= Task instructions =
Retype all the data word for word.

= Material shown =

◇ ◇ ◇ ◇ ◇

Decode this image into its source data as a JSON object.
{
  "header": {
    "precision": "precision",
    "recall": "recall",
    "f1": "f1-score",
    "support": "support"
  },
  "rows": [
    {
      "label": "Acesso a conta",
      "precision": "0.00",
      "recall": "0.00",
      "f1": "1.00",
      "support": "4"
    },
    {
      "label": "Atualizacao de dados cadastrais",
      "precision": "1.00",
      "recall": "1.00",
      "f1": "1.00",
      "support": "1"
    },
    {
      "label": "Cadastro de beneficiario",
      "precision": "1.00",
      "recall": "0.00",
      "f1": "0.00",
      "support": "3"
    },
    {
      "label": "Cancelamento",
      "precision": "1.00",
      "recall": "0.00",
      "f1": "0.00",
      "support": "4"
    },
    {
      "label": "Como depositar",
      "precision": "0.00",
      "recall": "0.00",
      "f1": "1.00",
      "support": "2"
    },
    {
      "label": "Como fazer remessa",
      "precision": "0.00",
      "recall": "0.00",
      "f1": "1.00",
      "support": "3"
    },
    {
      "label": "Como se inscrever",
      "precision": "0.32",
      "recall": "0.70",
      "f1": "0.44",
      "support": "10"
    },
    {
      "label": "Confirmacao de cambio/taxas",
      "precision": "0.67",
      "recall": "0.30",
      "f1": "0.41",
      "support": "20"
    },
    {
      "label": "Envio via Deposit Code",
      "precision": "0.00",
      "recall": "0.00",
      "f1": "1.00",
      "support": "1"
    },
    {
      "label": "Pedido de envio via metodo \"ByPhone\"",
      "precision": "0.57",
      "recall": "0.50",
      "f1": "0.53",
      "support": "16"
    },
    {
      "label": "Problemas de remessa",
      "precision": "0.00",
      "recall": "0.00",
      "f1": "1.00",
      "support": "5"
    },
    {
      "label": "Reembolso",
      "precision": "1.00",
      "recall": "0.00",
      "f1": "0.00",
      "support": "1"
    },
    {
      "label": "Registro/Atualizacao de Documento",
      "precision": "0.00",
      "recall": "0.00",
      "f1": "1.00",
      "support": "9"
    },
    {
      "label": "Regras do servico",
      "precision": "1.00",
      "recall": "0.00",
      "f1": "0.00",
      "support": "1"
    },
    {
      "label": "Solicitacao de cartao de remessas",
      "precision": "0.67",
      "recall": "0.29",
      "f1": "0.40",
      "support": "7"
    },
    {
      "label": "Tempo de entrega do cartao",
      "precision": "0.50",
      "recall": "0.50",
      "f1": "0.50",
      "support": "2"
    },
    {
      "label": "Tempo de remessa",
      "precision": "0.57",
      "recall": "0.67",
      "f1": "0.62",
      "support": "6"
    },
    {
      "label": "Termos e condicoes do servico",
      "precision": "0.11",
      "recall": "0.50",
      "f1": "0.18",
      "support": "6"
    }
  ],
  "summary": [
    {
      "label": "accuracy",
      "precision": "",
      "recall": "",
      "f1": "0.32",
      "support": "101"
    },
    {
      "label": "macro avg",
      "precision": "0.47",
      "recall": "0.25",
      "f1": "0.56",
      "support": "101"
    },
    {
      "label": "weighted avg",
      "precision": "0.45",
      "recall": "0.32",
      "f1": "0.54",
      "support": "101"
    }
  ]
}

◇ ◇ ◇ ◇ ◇

= Output of the task =
Decode this image into its source data as a JSON object.
{
  "header": {
    "precision": "precision",
    "recall": "recall",
    "f1": "f1-score",
    "support": "support"
  },
  "rows": [
    {
      "label": "Acesso a conta",
      "precision": "0.00",
      "recall": "0.00",
      "f1": "1.00",
      "support": "4"
    },
    {
      "label": "Atualizacao de dados cadastrais",
      "precision": "1.00",
      "recall": "1.00",
      "f1": "1.00",
      "support": "1"
    },
    {
      "label": "Cadastro de beneficiario",
      "precision": "1.00",
      "recall": "0.00",
      "f1": "0.00",
      "support": "3"
    },
    {
      "label": "Cancelamento",
      "precision": "1.00",
      "recall": "0.00",
      "f1": "0.00",
      "support": "4"
    },
    {
      "label": "Como depositar",
      "precision": "0.00",
      "recall": "0.00",
      "f1": "1.00",
      "support": "2"
    },
    {
      "label": "Como fazer remessa",
      "precision": "0.00",
      "recall": "0.00",
      "f1": "1.00",
      "support": "3"
    },
    {
      "label": "Como se inscrever",
      "precision": "0.32",
      "recall": "0.70",
      "f1": "0.44",
      "support": "10"
    },
    {
      "label": "Confirmacao de cambio/taxas",
      "precision": "0.67",
      "recall": "0.30",
      "f1": "0.41",
      "support": "20"
    },
    {
      "label": "Envio via Deposit Code",
      "precision": "0.00",
      "recall": "0.00",
      "f1": "1.00",
      "support": "1"
    },
    {
      "label": "Pedido de envio via metodo \"ByPhone\"",
      "precision": "0.57",
      "recall": "0.50",
      "f1": "0.53",
      "support": "16"
    },
    {
      "label": "Problemas de remessa",
      "precision": "0.00",
      "recall": "0.00",
      "f1": "1.00",
      "support": "5"
    },
    {
      "label": "Reembolso",
      "precision": "1.00",
      "recall": "0.00",
      "f1": "0.00",
      "support": "1"
    },
    {
      "label": "Registro/Atualizacao de Documento",
      "precision": "0.00",
      "recall": "0.00",
      "f1": "1.00",
      "support": "9"
    },
    {
      "label": "Regras do servico",
      "precision": "1.00",
      "recall": "0.00",
      "f1": "0.00",
      "support": "1"
    },
    {
      "label": "Solicitacao de cartao de remessas",
      "precision": "0.67",
      "recall": "0.29",
      "f1": "0.40",
      "support": "7"
    },
    {
      "label": "Tempo de entrega do cartao",
      "precision": "0.50",
      "recall": "0.50",
      "f1": "0.50",
      "support": "2"
    },
    {
      "label": "Tempo de remessa",
      "precision": "0.57",
      "recall": "0.67",
      "f1": "0.62",
      "support": "6"
    },
    {
      "label": "Termos e condicoes do servico",
      "precision": "0.11",
      "recall": "0.50",
      "f1": "0.18",
      "support": "6"
    }
  ],
  "summary": [
    {
      "label": "accuracy",
      "precision": "",
      "recall": "",
      "f1": "0.32",
      "support": "101"
    },
    {
      "label": "macro avg",
      "precision": "0.47",
      "recall": "0.25",
      "f1": "0.56",
      "support": "101"
    },
    {
      "label": "weighted avg",
      "precision": "0.45",
      "recall": "0.32",
      "f1": "0.54",
      "support": "101"
    }
  ]
}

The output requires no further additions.